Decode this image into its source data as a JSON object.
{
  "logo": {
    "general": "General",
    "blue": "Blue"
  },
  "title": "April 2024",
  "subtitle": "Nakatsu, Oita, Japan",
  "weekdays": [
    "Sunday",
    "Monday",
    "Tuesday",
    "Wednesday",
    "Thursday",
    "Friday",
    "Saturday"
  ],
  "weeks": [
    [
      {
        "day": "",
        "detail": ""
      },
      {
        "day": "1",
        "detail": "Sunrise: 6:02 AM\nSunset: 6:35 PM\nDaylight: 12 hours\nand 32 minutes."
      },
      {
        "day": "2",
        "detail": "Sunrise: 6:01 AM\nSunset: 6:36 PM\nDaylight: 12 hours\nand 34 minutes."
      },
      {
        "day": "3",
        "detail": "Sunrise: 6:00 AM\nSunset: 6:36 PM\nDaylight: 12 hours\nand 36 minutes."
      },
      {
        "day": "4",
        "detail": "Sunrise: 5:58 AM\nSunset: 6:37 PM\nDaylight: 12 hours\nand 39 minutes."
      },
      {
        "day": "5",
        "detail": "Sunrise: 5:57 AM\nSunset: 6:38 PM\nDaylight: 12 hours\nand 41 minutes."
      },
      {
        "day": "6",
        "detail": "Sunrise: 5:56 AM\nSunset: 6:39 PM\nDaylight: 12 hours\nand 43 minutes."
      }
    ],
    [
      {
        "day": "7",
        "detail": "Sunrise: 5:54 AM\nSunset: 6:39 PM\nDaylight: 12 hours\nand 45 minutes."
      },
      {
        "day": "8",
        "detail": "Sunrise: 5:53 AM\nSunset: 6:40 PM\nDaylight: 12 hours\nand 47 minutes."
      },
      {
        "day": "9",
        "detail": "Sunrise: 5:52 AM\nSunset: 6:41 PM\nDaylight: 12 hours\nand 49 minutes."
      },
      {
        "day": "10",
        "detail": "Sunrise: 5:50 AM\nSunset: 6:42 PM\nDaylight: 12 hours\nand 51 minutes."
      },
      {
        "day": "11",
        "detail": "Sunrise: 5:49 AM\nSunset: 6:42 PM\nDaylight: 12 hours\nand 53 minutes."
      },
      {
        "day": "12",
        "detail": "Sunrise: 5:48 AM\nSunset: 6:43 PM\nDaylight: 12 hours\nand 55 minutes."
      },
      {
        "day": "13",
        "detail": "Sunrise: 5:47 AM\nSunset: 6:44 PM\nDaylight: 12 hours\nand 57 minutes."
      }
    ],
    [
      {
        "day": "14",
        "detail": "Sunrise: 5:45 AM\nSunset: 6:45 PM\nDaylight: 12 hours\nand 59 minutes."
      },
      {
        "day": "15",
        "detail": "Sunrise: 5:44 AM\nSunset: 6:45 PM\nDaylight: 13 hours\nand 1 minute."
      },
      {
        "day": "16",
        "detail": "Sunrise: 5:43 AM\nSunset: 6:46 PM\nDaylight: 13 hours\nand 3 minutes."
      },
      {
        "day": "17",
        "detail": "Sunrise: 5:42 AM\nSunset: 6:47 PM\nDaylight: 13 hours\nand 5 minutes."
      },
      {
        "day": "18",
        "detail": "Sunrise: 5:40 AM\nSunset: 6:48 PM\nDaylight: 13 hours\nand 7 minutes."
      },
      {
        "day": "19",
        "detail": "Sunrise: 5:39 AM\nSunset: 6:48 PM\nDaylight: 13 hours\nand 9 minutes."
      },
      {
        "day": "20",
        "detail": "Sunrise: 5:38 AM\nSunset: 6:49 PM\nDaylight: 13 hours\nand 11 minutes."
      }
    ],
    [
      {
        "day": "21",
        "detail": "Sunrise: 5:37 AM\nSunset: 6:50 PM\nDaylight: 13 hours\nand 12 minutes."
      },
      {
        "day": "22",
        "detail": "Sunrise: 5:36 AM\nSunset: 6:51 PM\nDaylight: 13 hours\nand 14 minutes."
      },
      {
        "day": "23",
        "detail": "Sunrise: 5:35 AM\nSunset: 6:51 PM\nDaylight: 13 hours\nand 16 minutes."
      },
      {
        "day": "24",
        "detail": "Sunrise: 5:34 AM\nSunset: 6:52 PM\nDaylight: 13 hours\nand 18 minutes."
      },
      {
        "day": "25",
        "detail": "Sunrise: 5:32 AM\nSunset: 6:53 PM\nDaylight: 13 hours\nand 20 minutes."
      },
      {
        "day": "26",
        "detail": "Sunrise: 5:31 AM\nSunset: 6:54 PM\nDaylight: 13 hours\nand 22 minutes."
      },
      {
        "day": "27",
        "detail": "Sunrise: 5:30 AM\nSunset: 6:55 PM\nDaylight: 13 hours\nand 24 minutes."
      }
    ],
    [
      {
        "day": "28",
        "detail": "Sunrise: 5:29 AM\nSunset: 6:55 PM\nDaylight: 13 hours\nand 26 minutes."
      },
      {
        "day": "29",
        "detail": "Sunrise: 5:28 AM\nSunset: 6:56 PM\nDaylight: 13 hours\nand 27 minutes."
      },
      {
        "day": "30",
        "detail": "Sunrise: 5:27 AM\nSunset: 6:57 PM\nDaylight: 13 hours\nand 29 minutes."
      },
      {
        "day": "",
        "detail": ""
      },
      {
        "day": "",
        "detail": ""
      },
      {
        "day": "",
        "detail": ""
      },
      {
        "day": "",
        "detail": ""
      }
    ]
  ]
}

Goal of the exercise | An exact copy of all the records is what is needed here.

Output for this task |
Decode this image into its source data as a JSON object.
{
  "logo": {
    "general": "General",
    "blue": "Blue"
  },
  "title": "April 2024",
  "subtitle": "Nakatsu, Oita, Japan",
  "weekdays": [
    "Sunday",
    "Monday",
    "Tuesday",
    "Wednesday",
    "Thursday",
    "Friday",
    "Saturday"
  ],
  "weeks": [
    [
      {
        "day": "",
        "detail": ""
      },
      {
        "day": "1",
        "detail": "Sunrise: 6:02 AM\nSunset: 6:35 PM\nDaylight: 12 hours\nand 32 minutes."
      },
      {
        "day": "2",
        "detail": "Sunrise: 6:01 AM\nSunset: 6:36 PM\nDaylight: 12 hours\nand 34 minutes."
      },
      {
        "day": "3",
        "detail": "Sunrise: 6:00 AM\nSunset: 6:36 PM\nDaylight: 12 hours\nand 36 minutes."
      },
      {
        "day": "4",
        "detail": "Sunrise: 5:58 AM\nSunset: 6:37 PM\nDaylight: 12 hours\nand 39 minutes."
      },
      {
        "day": "5",
        "detail": "Sunrise: 5:57 AM\nSunset: 6:38 PM\nDaylight: 12 hours\nand 41 minutes."
      },
      {
        "day": "6",
        "detail": "Sunrise: 5:56 AM\nSunset: 6:39 PM\nDaylight: 12 hours\nand 43 minutes."
      }
    ],
    [
      {
        "day": "7",
        "detail": "Sunrise: 5:54 AM\nSunset: 6:39 PM\nDaylight: 12 hours\nand 45 minutes."
      },
      {
        "day": "8",
        "detail": "Sunrise: 5:53 AM\nSunset: 6:40 PM\nDaylight: 12 hours\nand 47 minutes."
      },
      {
        "day": "9",
        "detail": "Sunrise: 5:52 AM\nSunset: 6:41 PM\nDaylight: 12 hours\nand 49 minutes."
      },
      {
        "day": "10",
        "detail": "Sunrise: 5:50 AM\nSunset: 6:42 PM\nDaylight: 12 hours\nand 51 minutes."
      },
      {
        "day": "11",
        "detail": "Sunrise: 5:49 AM\nSunset: 6:42 PM\nDaylight: 12 hours\nand 53 minutes."
      },
      {
        "day": "12",
        "detail": "Sunrise: 5:48 AM\nSunset: 6:43 PM\nDaylight: 12 hours\nand 55 minutes."
      },
      {
        "day": "13",
        "detail": "Sunrise: 5:47 AM\nSunset: 6:44 PM\nDaylight: 12 hours\nand 57 minutes."
      }
    ],
    [
      {
        "day": "14",
        "detail": "Sunrise: 5:45 AM\nSunset: 6:45 PM\nDaylight: 12 hours\nand 59 minutes."
      },
      {
        "day": "15",
        "detail": "Sunrise: 5:44 AM\nSunset: 6:45 PM\nDaylight: 13 hours\nand 1 minute."
      },
      {
        "day": "16",
        "detail": "Sunrise: 5:43 AM\nSunset: 6:46 PM\nDaylight: 13 hours\nand 3 minutes."
      },
      {
        "day": "17",
        "detail": "Sunrise: 5:42 AM\nSunset: 6:47 PM\nDaylight: 13 hours\nand 5 minutes."
      },
      {
        "day": "18",
        "detail": "Sunrise: 5:40 AM\nSunset: 6:48 PM\nDaylight: 13 hours\nand 7 minutes."
      },
      {
        "day": "19",
        "detail": "Sunrise: 5:39 AM\nSunset: 6:48 PM\nDaylight: 13 hours\nand 9 minutes."
      },
      {
        "day": "20",
        "detail": "Sunrise: 5:38 AM\nSunset: 6:49 PM\nDaylight: 13 hours\nand 11 minutes."
      }
    ],
    [
      {
        "day": "21",
        "detail": "Sunrise: 5:37 AM\nSunset: 6:50 PM\nDaylight: 13 hours\nand 12 minutes."
      },
      {
        "day": "22",
        "detail": "Sunrise: 5:36 AM\nSunset: 6:51 PM\nDaylight: 13 hours\nand 14 minutes."
      },
      {
        "day": "23",
        "detail": "Sunrise: 5:35 AM\nSunset: 6:51 PM\nDaylight: 13 hours\nand 16 minutes."
      },
      {
        "day": "24",
        "detail": "Sunrise: 5:34 AM\nSunset: 6:52 PM\nDaylight: 13 hours\nand 18 minutes."
      },
      {
        "day": "25",
        "detail": "Sunrise: 5:32 AM\nSunset: 6:53 PM\nDaylight: 13 hours\nand 20 minutes."
      },
      {
        "day": "26",
        "detail": "Sunrise: 5:31 AM\nSunset: 6:54 PM\nDaylight: 13 hours\nand 22 minutes."
      },
      {
        "day": "27",
        "detail": "Sunrise: 5:30 AM\nSunset: 6:55 PM\nDaylight: 13 hours\nand 24 minutes."
      }
    ],
    [
      {
        "day": "28",
        "detail": "Sunrise: 5:29 AM\nSunset: 6:55 PM\nDaylight: 13 hours\nand 26 minutes."
      },
      {
        "day": "29",
        "detail": "Sunrise: 5:28 AM\nSunset: 6:56 PM\nDaylight: 13 hours\nand 27 minutes."
      },
      {
        "day": "30",
        "detail": "Sunrise: 5:27 AM\nSunset: 6:57 PM\nDaylight: 13 hours\nand 29 minutes."
      },
      {
        "day": "",
        "detail": ""
      },
      {
        "day": "",
        "detail": ""
      },
      {
        "day": "",
        "detail": ""
      },
      {
        "day": "",
        "detail": ""
      }
    ]
  ]
}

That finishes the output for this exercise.